However both driving pressure and mechanical power remain static measures of lung mechanics. In future we’ll need dynamic bedside tools.

Ventilator dissynchrony remains a problem and contributes to mortality….


And of course there’s ECMO. Some patients still require ventilation while on ECMO and the reasons for this will vary- for some it will be gas exchange, for others it will be muscular (Camporotta).

There remain several unanswered questions in the ECMO population- how to wean, who needs (and doesn’t need) mechanical ventilation… hopefully answers will come.


The future may well be closed-loop ventilation, such as that seen with the Hamilton ventilators in their ASV mode.…




The ICU Airway- 25th September 2017 #LIVES2017


10-20% of the ICU population will be difficult to intubate- and this can lead to significant morbidity and mortality, as the excellent UK NAP4 audit showed NAP4: Executive summary | The Royal College of Anaesthetists

3% of patients will have an intubation related cardiac arrest…

It’s been suggested that we treat every ICU patient as a difficult intubation. Assess the airway beforehand- the MACHOCA score has been recommended The MACOCHA score is feasible to predict intubation failure of … – NCBI

Tips to optimise intubation?

Should we use VL first line? Maybe- but MACMAN says no…

And what about high flow oxygen as apnoeic oxygenation? Maybe or maybe not?…

Or combine HFNC with non-invasive ventilation for the ultimate oxygenator?…

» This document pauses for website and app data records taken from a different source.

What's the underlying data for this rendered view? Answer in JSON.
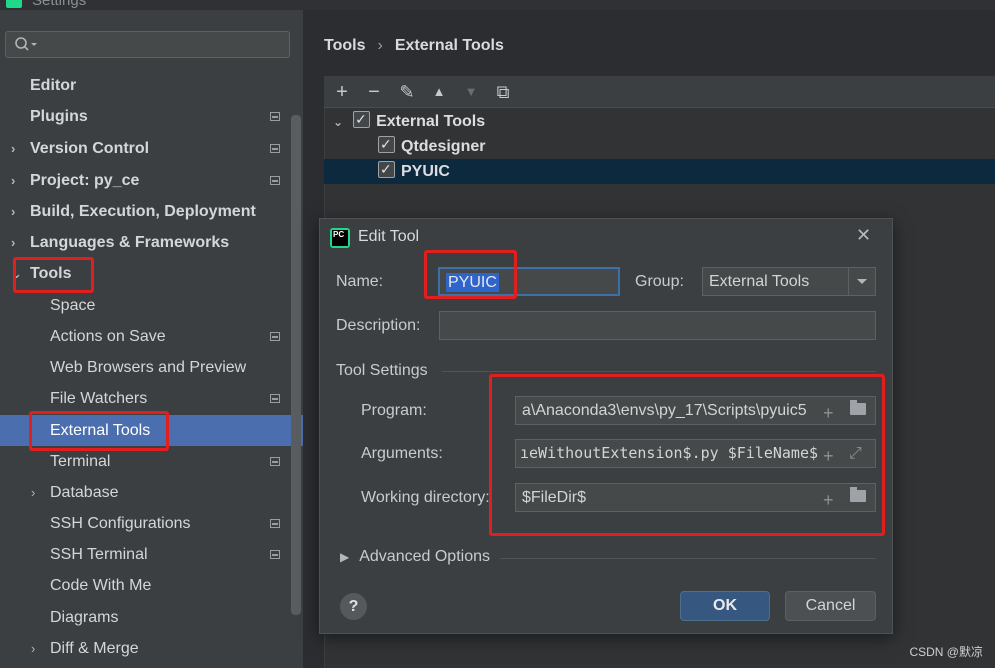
{
  "window": {
    "title": "Settings"
  },
  "sidebar": {
    "search_placeholder": "",
    "items": [
      {
        "label": "Editor",
        "bold": true,
        "chevron": "",
        "gear": false
      },
      {
        "label": "Plugins",
        "bold": true,
        "chevron": "",
        "gear": true
      },
      {
        "label": "Version Control",
        "bold": true,
        "chevron": "›",
        "gear": true
      },
      {
        "label": "Project: py_ce",
        "bold": true,
        "chevron": "›",
        "gear": true
      },
      {
        "label": "Build, Execution, Deployment",
        "bold": true,
        "chevron": "›",
        "gear": false
      },
      {
        "label": "Languages & Frameworks",
        "bold": true,
        "chevron": "›",
        "gear": false
      },
      {
        "label": "Tools",
        "bold": true,
        "chevron": "⌄",
        "gear": false
      },
      {
        "label": "Space",
        "bold": false,
        "chevron": "",
        "gear": false
      },
      {
        "label": "Actions on Save",
        "bold": false,
        "chevron": "",
        "gear": true
      },
      {
        "label": "Web Browsers and Preview",
        "bold": false,
        "chevron": "",
        "gear": false
      },
      {
        "label": "File Watchers",
        "bold": false,
        "chevron": "",
        "gear": true
      },
      {
        "label": "External Tools",
        "bold": false,
        "chevron": "",
        "gear": false,
        "selected": true
      },
      {
        "label": "Terminal",
        "bold": false,
        "chevron": "",
        "gear": true
      },
      {
        "label": "Database",
        "bold": false,
        "chevron": "›",
        "gear": false
      },
      {
        "label": "SSH Configurations",
        "bold": false,
        "chevron": "",
        "gear": true
      },
      {
        "label": "SSH Terminal",
        "bold": false,
        "chevron": "",
        "gear": true
      },
      {
        "label": "Code With Me",
        "bold": false,
        "chevron": "",
        "gear": false
      },
      {
        "label": "Diagrams",
        "bold": false,
        "chevron": "",
        "gear": false
      },
      {
        "label": "Diff & Merge",
        "bold": false,
        "chevron": "›",
        "gear": false
      }
    ]
  },
  "breadcrumb": {
    "parent": "Tools",
    "separator": "›",
    "current": "External Tools"
  },
  "toolbar": {
    "add": "+",
    "remove": "−",
    "edit": "✎",
    "up": "▲",
    "down": "▼",
    "copy": "⧉"
  },
  "tree": {
    "group": {
      "label": "External Tools",
      "checked": true
    },
    "children": [
      {
        "label": "Qtdesigner",
        "checked": true
      },
      {
        "label": "PYUIC",
        "checked": true,
        "selected": true
      }
    ]
  },
  "dialog": {
    "title": "Edit Tool",
    "name_label": "Name:",
    "name_value": "PYUIC",
    "group_label": "Group:",
    "group_value": "External Tools",
    "description_label": "Description:",
    "description_value": "",
    "tool_settings_label": "Tool Settings",
    "program_label": "Program:",
    "program_value": "a\\Anaconda3\\envs\\py_17\\Scripts\\pyuic5",
    "arguments_label": "Arguments:",
    "arguments_value": "ıeWithoutExtension$.py $FileName$",
    "workdir_label": "Working directory:",
    "workdir_value": "$FileDir$",
    "advanced_label": "Advanced Options",
    "help_label": "?",
    "ok_label": "OK",
    "cancel_label": "Cancel",
    "close_glyph": "✕",
    "icon_text": "PC"
  },
  "watermark": "CSDN @默凉",
  "colors": {
    "selection": "#4b6eaf",
    "highlight": "#e21f1f",
    "ok_button": "#365880"
  }
}
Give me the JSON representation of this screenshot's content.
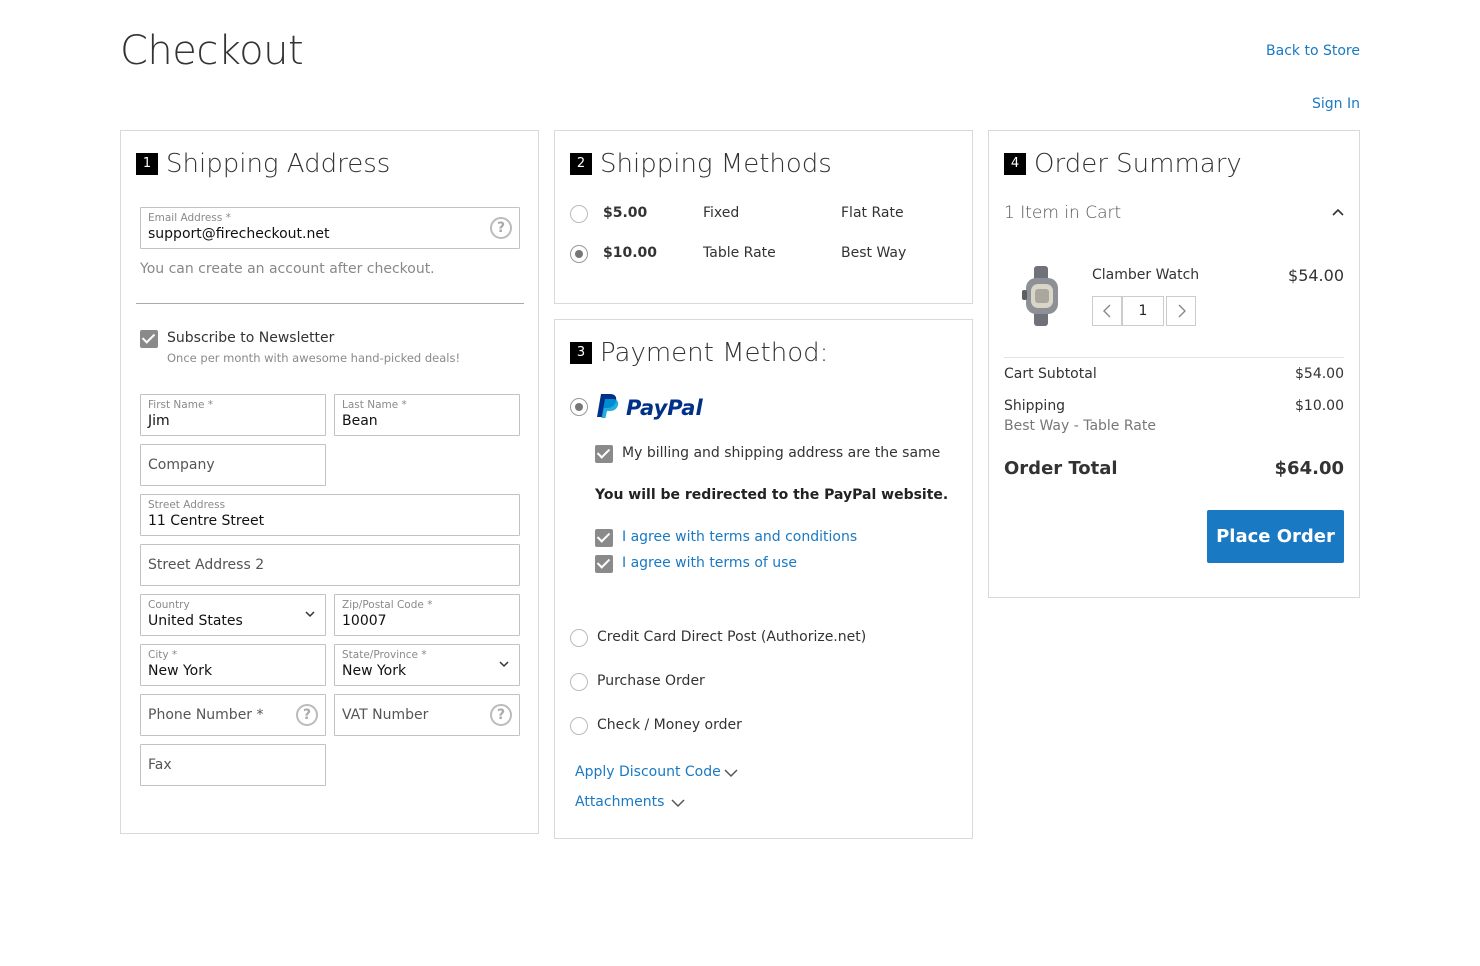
{
  "header": {
    "title": "Checkout",
    "back_to_store": "Back to Store",
    "sign_in": "Sign In"
  },
  "shipping_address": {
    "step": "1",
    "title": "Shipping Address",
    "email": {
      "label": "Email Address *",
      "value": "support@firecheckout.net"
    },
    "account_hint": "You can create an account after checkout.",
    "newsletter": {
      "label": "Subscribe to Newsletter",
      "hint": "Once per month with awesome hand-picked deals!",
      "checked": true
    },
    "first_name": {
      "label": "First Name *",
      "value": "Jim"
    },
    "last_name": {
      "label": "Last Name *",
      "value": "Bean"
    },
    "company": {
      "placeholder": "Company"
    },
    "street": {
      "label": "Street Address",
      "value": "11 Centre Street"
    },
    "street2": {
      "placeholder": "Street Address 2"
    },
    "country": {
      "label": "Country",
      "value": "United States"
    },
    "zip": {
      "label": "Zip/Postal Code *",
      "value": "10007"
    },
    "city": {
      "label": "City *",
      "value": "New York"
    },
    "state": {
      "label": "State/Province *",
      "value": "New York"
    },
    "phone": {
      "placeholder": "Phone Number *"
    },
    "vat": {
      "placeholder": "VAT Number"
    },
    "fax": {
      "placeholder": "Fax"
    }
  },
  "shipping_methods": {
    "step": "2",
    "title": "Shipping Methods",
    "options": [
      {
        "price": "$5.00",
        "method": "Fixed",
        "carrier": "Flat Rate",
        "selected": false
      },
      {
        "price": "$10.00",
        "method": "Table Rate",
        "carrier": "Best Way",
        "selected": true
      }
    ]
  },
  "payment": {
    "step": "3",
    "title": "Payment Method:",
    "paypal_logo_text": "PayPal",
    "same_address": "My billing and shipping address are the same",
    "redirect_note": "You will be redirected to the PayPal website.",
    "agree_terms": "I agree with terms and conditions",
    "agree_use": "I agree with terms of use",
    "other_methods": [
      "Credit Card Direct Post (Authorize.net)",
      "Purchase Order",
      "Check / Money order"
    ],
    "discount_link": "Apply Discount Code",
    "attachments_link": "Attachments"
  },
  "summary": {
    "step": "4",
    "title": "Order Summary",
    "items_in_cart": "1 Item in Cart",
    "item": {
      "name": "Clamber Watch",
      "price": "$54.00",
      "qty": "1"
    },
    "subtotal_label": "Cart Subtotal",
    "subtotal_value": "$54.00",
    "shipping_label": "Shipping",
    "shipping_method": "Best Way - Table Rate",
    "shipping_value": "$10.00",
    "total_label": "Order Total",
    "total_value": "$64.00",
    "place_order": "Place Order"
  },
  "colors": {
    "link": "#1979c3",
    "primary_button": "#1979c3",
    "step_badge": "#000000"
  }
}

So some controversies remain- hopefully with more data to come we can make ICU intubation safer.